Then there are the classes in which a range or a group brings a “big name” shooting instructor to town.  Lasting from a couple days to a week, these are classes delivered by people who have a degree of fame in the shooting community and some established bona fides as a practitioner.  These classes usually involve a higher level of professional instruction as well as a higher round count.  Students usually get to shoot a lot in these courses, with intensive, focused instruction from the instructor.  Tuition climbs here, plus the cost of the required ammunition, so that taking these classes asks the student to make a more significant investment in both time and treasure.

Finally, there are the shooting schools.  These are fixed points on the map where professional instructors have established a school that does nothing but provide classes by a cadre of full-time instructors.  Courses at such schools are typically a week long and are not usually within commuting distance for most folks.  As a result, prices for this kind of training rise.  Not only associated travel costs, but tuition, housing, and increased ammunition requirements drive the price for this kind of training up even more.

Certainly, there are variations on these basic themes, but this is a decent description of the vast majority of instructional experiences in America.  This works, as far as it goes, and has for years, so it has become the norm.  I would suggest that we can do better. 

Educational research provides us with a great deal of information that we, as firearms instructors, should make more use of than we do.  We can use this information to improve our methodologies.  And we should. 

When it comes to instruction having a positive impact on student out-comes, the literature is clear that long-term, continuous instruction and practice is far more effective than “burst” training.  We as instructors want the information we present to be useable in the moment and for that to happen, it must be retained, perhaps for years until it is needed.

Lecture retention rates, especially for adult learners, are terrible.  Hovering generally around 10%, the idea of using lecture to improve firearms skills is close to ridiculous.  Happily, the majority of firearms instruction currently available is experiential, in the “practice by doing” realm.  Here we see some real dividends, with retention rates running about 75%.  Coupled with the fact that we are talking about physical skills that are better taught by doing than by discussion and you see that our current methods are not BAD, per se.  However, they can be better.
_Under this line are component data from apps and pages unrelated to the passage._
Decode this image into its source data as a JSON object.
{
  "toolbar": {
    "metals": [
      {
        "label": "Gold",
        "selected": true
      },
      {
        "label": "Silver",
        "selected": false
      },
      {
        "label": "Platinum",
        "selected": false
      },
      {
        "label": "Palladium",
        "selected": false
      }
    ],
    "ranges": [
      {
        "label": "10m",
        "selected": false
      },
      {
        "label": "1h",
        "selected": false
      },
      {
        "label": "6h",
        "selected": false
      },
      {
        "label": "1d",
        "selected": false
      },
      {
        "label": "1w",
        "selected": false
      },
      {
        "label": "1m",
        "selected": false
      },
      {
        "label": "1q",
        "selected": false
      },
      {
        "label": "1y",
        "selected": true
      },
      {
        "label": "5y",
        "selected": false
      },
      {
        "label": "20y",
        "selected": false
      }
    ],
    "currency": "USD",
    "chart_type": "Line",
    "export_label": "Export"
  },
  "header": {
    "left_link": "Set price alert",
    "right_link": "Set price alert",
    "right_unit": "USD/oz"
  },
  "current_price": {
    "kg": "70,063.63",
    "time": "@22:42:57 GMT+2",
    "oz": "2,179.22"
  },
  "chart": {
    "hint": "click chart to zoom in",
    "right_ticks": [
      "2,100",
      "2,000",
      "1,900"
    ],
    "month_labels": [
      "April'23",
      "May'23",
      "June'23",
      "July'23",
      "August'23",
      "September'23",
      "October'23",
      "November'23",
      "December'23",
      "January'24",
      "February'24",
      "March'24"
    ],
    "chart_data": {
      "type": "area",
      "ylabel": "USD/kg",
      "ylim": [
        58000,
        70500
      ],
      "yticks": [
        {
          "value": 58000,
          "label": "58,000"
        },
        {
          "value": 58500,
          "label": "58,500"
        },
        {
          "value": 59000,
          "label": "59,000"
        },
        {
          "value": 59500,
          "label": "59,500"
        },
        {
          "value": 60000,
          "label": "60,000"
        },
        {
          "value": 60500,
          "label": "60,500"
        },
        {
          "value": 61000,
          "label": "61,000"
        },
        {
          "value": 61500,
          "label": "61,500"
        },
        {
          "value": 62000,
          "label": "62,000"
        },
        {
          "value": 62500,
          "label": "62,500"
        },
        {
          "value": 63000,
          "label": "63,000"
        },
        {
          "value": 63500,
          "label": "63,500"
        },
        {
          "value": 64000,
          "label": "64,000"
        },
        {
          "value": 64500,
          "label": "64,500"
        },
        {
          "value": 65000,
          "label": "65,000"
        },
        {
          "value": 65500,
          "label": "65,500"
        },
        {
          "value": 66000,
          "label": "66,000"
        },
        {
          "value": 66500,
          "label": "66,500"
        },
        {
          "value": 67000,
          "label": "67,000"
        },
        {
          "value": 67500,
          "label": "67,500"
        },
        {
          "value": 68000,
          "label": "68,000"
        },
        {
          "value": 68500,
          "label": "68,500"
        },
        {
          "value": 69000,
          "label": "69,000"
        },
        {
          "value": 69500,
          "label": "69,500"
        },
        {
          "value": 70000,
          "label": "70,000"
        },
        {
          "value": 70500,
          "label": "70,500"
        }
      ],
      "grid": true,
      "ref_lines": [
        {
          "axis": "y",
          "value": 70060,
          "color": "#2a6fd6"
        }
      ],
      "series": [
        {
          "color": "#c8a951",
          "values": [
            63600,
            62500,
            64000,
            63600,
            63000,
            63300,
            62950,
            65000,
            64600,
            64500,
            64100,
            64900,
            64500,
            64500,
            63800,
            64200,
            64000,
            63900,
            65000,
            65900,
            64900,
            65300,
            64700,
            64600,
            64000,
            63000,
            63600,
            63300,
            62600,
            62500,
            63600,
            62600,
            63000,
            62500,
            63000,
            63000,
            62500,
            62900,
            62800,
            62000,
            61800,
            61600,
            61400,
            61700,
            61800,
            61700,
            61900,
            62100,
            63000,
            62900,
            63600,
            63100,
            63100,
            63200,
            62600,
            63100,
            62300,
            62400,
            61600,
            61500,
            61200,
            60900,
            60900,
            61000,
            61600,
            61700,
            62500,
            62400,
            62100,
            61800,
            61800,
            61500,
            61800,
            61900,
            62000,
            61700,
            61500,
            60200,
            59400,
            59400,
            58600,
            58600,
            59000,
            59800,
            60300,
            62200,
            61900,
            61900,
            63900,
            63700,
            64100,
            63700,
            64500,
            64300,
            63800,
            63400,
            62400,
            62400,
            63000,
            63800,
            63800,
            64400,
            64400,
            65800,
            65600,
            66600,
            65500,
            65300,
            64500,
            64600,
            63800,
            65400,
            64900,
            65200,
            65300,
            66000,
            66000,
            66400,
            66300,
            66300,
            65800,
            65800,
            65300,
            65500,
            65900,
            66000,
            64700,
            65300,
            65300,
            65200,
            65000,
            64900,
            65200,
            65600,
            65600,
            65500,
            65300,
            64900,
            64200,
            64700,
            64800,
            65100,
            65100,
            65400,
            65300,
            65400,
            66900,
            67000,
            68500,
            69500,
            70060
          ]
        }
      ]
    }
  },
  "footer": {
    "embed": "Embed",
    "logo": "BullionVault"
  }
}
Pick just about any other sport or physical activity and you see that they are taught through coaching.  Martial arts, tennis, golf, yachting, baseball, hockey, you name it.  By coaching, I mean that the students are presented with instruction and structured practice, under the mentorship of a skilled coach, on a regular basis for extended periods of time.  As in weeks, months, and years.  Students pay a monthly fee and attend regular practices.  Often, these regular practice sessions are occasionally augmented by a visit from some big-name practitioner or instructor in a seminar format, the lessons from whom are then incorporated into the continuing coaching long afterwards.  Competition with other practitioners is also a regular part of such a program.

If we are really, as a profession, interested in creating and fostering student excellence, we need to alter the current paradigm and move in this direction.  Of course, student excellence is not our only concern.  Most of us are also trying to make a living and the overhead involved in creating something like I describe can be daunting.  It is easier (and more fun) to move around as an itinerant instructor, dispensing firearms knowledge on the move, or enjoying the benefits of economies of scale when creating a nationally known shooting school. 

Creating a local shooting school, offering regularly scheduled classes and practice sessions, week after week, is not glamourous.  It would be a difficult path, one that would be hard to build and maintain in the long run.  It would not be likely to make one wealthy.  But it would do wonders for student learning and improvement.

And after all, isn’t that the point?